Your assignment: Your answer must be a single number: how many lines in the records below contain the word "main".

Given data:
■ ■ ■ ■

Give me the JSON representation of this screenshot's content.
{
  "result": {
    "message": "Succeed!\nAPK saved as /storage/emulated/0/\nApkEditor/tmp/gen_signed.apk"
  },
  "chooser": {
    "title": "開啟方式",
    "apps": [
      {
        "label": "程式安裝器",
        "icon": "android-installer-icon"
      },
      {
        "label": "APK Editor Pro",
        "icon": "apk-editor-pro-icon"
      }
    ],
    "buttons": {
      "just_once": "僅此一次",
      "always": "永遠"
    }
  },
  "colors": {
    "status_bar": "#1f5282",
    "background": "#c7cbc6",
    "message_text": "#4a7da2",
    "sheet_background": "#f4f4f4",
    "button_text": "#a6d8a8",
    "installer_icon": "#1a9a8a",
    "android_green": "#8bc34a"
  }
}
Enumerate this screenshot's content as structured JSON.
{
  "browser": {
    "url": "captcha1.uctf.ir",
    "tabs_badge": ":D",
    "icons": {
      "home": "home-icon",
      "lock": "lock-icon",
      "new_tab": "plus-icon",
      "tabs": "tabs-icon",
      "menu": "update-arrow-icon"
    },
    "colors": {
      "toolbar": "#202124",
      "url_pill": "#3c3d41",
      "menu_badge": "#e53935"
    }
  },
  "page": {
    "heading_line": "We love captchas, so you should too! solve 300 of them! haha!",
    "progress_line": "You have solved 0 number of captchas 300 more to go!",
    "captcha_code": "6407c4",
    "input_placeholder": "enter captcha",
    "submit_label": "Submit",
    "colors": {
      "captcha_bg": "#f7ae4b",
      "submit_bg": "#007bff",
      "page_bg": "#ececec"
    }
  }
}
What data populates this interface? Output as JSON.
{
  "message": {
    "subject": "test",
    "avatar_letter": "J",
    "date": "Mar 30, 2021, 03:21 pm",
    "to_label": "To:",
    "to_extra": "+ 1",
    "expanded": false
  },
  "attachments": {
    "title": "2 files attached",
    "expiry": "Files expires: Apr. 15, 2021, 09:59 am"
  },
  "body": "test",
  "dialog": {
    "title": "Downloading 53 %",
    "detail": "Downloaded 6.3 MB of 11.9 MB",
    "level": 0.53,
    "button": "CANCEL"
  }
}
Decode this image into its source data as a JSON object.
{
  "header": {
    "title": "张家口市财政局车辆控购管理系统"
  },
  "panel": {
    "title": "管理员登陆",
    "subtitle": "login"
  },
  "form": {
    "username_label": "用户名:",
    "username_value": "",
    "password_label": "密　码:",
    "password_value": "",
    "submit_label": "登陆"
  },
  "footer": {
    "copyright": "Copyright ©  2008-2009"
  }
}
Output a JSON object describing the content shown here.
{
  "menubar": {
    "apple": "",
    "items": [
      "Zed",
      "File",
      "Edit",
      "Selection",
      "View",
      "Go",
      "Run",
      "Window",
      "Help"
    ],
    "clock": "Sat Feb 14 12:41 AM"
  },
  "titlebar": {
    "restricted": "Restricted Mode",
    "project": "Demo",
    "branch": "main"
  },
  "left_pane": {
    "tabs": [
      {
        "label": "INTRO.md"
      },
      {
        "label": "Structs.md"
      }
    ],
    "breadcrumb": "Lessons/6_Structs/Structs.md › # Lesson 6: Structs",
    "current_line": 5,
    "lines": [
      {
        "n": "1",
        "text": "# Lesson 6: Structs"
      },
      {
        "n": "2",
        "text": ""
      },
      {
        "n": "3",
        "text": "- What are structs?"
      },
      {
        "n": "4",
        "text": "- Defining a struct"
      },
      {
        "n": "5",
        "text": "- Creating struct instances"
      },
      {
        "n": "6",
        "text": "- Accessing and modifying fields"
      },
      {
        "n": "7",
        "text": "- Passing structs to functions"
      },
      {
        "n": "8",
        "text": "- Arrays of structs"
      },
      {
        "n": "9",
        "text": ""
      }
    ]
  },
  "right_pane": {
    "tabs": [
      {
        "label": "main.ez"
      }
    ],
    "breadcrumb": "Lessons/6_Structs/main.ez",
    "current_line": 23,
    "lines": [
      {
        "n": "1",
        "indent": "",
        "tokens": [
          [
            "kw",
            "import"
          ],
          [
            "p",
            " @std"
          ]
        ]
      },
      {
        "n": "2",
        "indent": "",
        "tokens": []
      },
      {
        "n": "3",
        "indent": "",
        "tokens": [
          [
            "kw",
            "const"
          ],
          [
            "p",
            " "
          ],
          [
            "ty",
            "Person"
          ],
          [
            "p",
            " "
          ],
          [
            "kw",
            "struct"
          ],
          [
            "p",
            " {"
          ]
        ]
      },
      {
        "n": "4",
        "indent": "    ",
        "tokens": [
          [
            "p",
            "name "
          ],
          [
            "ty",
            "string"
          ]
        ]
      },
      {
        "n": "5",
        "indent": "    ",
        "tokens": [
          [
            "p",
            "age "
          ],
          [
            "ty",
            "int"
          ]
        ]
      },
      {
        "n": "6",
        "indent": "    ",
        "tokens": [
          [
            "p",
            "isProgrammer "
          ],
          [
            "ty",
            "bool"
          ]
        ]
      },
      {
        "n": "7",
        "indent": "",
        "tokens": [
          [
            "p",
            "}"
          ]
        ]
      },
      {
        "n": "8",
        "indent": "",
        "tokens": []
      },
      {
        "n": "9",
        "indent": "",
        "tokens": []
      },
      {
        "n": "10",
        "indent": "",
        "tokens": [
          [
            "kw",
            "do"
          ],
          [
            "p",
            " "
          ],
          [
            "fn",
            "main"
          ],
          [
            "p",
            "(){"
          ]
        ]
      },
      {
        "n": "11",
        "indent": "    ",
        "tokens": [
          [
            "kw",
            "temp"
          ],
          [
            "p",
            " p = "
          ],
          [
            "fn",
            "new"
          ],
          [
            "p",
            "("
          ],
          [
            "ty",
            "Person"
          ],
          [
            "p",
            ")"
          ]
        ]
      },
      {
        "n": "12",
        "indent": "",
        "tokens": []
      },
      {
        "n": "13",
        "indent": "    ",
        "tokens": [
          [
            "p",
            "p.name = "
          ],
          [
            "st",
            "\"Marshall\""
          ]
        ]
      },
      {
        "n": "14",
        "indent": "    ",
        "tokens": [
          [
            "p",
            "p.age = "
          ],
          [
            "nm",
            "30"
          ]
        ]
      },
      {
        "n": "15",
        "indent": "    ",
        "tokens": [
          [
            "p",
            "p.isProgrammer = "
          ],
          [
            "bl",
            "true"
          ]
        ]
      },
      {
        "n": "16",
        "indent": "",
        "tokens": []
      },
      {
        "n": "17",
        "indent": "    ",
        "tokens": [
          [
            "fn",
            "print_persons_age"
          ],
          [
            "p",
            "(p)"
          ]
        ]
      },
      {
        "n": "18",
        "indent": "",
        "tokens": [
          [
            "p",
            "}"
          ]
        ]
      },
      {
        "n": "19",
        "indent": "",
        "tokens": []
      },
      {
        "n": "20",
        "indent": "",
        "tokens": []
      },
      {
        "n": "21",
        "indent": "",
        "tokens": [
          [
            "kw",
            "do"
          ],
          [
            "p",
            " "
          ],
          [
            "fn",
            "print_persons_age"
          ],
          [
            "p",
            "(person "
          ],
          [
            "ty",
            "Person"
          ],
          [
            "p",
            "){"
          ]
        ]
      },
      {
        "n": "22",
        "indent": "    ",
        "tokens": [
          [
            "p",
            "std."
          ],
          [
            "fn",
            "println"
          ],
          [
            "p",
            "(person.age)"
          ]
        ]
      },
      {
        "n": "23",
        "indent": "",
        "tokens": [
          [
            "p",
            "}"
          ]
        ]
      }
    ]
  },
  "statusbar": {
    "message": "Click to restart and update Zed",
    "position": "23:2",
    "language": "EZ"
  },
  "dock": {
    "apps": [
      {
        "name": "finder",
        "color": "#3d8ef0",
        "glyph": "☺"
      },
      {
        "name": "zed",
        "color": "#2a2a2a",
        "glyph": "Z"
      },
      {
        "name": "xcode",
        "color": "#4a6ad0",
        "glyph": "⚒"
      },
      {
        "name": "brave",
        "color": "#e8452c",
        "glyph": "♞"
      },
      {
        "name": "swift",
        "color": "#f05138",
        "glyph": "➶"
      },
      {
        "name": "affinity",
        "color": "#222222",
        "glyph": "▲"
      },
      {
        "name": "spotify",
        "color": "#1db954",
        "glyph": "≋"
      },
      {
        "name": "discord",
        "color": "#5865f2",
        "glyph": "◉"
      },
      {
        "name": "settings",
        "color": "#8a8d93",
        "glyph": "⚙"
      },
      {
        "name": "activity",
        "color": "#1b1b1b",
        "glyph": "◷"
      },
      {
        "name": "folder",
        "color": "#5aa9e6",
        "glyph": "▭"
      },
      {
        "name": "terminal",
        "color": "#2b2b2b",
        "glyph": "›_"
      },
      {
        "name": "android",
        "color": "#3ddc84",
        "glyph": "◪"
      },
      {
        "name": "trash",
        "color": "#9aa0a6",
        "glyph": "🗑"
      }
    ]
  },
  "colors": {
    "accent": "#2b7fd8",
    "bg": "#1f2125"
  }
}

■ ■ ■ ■

Exercise solution: 4